Comedy Central and the Activating Virtue
Without courage, ethical conduct is often impossible, and courage is in short supply in some quarters. One of the most egregious failures of courage recently came from that barrel of laughs known as Comedy Central, home of the Bush-bashing media darling satirical news program, “The Daily Show.” It is also home to the in-your-face cartoon satire “South Park, which created an episode that included a caricature of the Prophet Mohammed. Before you could say “one Danish, hold the cartoons!” Comedy Central blinked, censoring the images just as if it were Al Jarzeera. Why?
Because they were scared, that’s why. At least, that’s the way the Scoreboard deciphers the channel’s cravenly vague statement that “In light of recent world events we feel we made the right decision.” Does that sentence mean that since the terror attacks on 9/11 showed America that it really needs to mind its P’s and Q’s lest the Muslim world get ticked off, Comedy Central isn’t taking any chances? That it endorses the censoring of humor and satire based on how violent the targets are likely to get? That it regards John Peter Zenger, Lenny Bruce, Larry Flint, Edward R. Murrow, Henry Miller and other First Amendment warriors as big saps? Who knows, maybe all of the above; but it clearly shows us this is an outfit that is happy to bask in the protections of the First Amendment while being is unable to muster the guts to stand up for it.
Comedy Central’s collapse of principle leads us to Jon Stewart, the station’s break-out star who is the public face of C.C. and its resident champion. He has excelled in getting guffaws by ridiculing President Bush, Secretaries Rumsfeld and Rice, GOP Congressional leaders and conservative religious leaders, and to be fair, he’s a funny guy, despite his flop at the Academy Awards. But this is the same Jon Stewart who hijacked his guest spot on “Cross-fire” to condemn the show’s hosts for adulterating its product, policy debate, in a cynical quest for ratings. Thus it was fair to expect this supposedly courageous truth-teller to step up and condemn his bosses for adulterating their product, current events satire, with that most un-American of practices, censorship. But Stewart did not. He hasn’t said a word yet. He continues to savage the Administration for using “fear” as a political weapon, and his barbs portray the Patriot Act as the sinister device of a party seeking to stifle freedom.
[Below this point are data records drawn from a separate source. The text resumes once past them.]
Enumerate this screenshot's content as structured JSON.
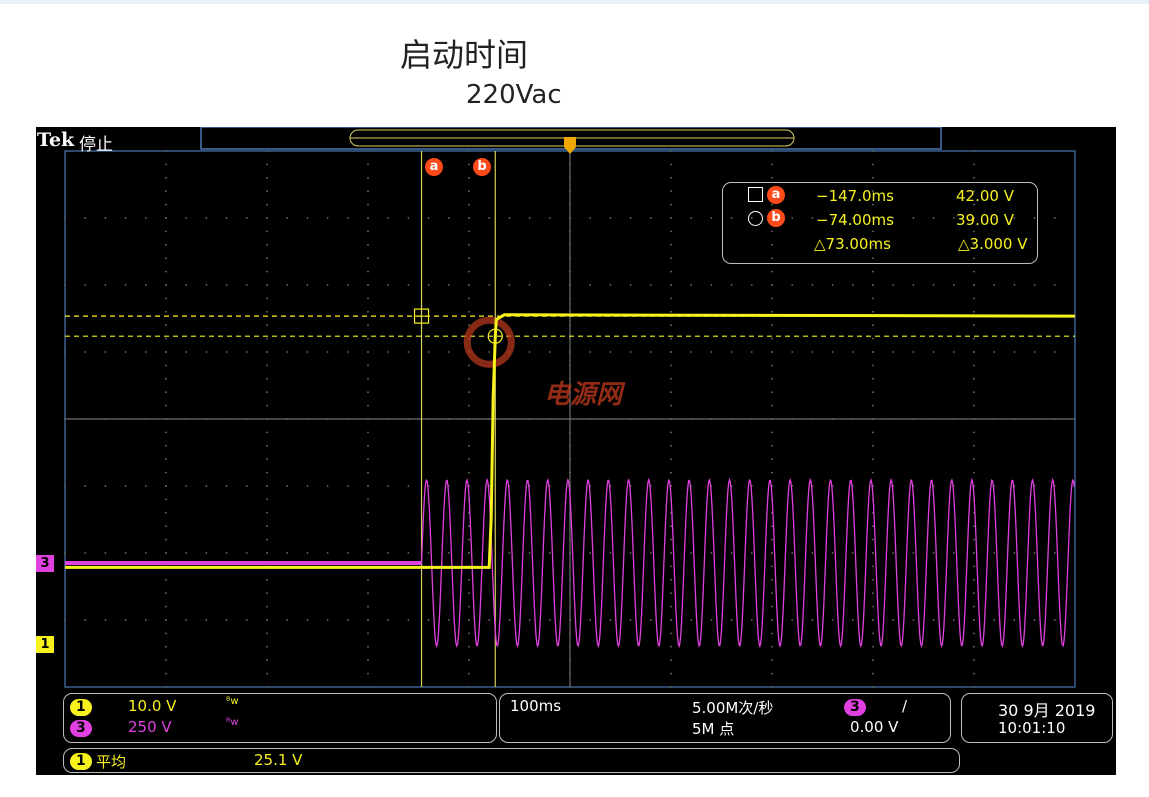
{
  "title": "启动时间",
  "subtitle": "220Vac",
  "scope": {
    "brand": "Tek",
    "status": "停止",
    "cursor_marker_a": "a",
    "cursor_marker_b": "b",
    "cursor_readout": {
      "a_time": "−147.0ms",
      "a_volt": "42.00 V",
      "b_time": "−74.00ms",
      "b_volt": "39.00 V",
      "delta_time": "△73.00ms",
      "delta_volt": "△3.000 V"
    },
    "ch1": {
      "label": "1",
      "scale": "10.0 V",
      "color": "#f7f21e"
    },
    "ch3": {
      "label": "3",
      "scale": "250 V",
      "color": "#e040e0"
    },
    "timebase": "100ms",
    "sample_rate": "5.00M次/秒",
    "record_length": "5M 点",
    "trigger_channel": "3",
    "trigger_slope": "/",
    "trigger_level": "0.00 V",
    "date": "30 9月 2019",
    "time": "10:01:10",
    "measurement_label": "平均",
    "measurement_value": "25.1 V",
    "watermark": "电源网"
  },
  "chart_data": {
    "type": "line",
    "x_unit": "ms",
    "time_per_div": 100,
    "series": [
      {
        "name": "1",
        "points": [
          [
            -500,
            4.5
          ],
          [
            -80,
            4.5
          ],
          [
            -78,
            12
          ],
          [
            -76,
            30
          ],
          [
            -74,
            39
          ],
          [
            -73,
            41.5
          ],
          [
            -65,
            42.2
          ],
          [
            500,
            42
          ]
        ]
      },
      {
        "name": "3",
        "description_kind": "sine",
        "off_value": 0,
        "start_ms": -147,
        "amplitude_v": 310,
        "frequency_hz": 50
      }
    ],
    "cursors": {
      "a_ms": -147.0,
      "b_ms": -74.0,
      "a_v": 42.0,
      "b_v": 39.0
    }
  }
}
Meanwhile, his station has tossed in the towel on freedom of speech, allowing extremists on another continent, from an authoritarian culture, to dictate what American audiences see on TV.
A total absence of respect will stifle the urge to laugh, and just as the Scoreboard stopped finding Woody Allen amusing once he seduced his adopted daughter, and just as O.J. Simpson’s antics as “Nordberg” in the “Naked Gun” movies make us cringe as we wonder if he’s wearing his Bruno Magli shoes, Comedy Central and head stooge Stewart have forfeited their ability to induce mirth through their sheer cowardice.
The most stinging and eloquent rebuttal of their conduct came from the word processors of Matt Stone and Trey Parker, “South Park’s” creators who authored this speech delivered by a character in the episode sanitized by Comedy Central:
Freedom of speech is at stake here, don’t you all see? If anything, we should all make cartoons of Muhammad and show the terrorists and the extremists that we are all united in the belief that every person has a right to say what they want.
Look, people, it’s been really easy for us to stand up for free speech lately. For the past few decades, we haven’t had to risk anything to defend it. One of those times is right now. And if we aren’t willing to risk what we have now, then we just believe in free speech, but won’t defend it.
Post Script: this piece would not be complete without a cartoon of Mohammed, taken from a South Park episode of a few years ago, when Comedy Central assumed that there were no risks to edgy satire. Here is Mohammed with his pals, Jesus, Buddha, and Joseph Smith: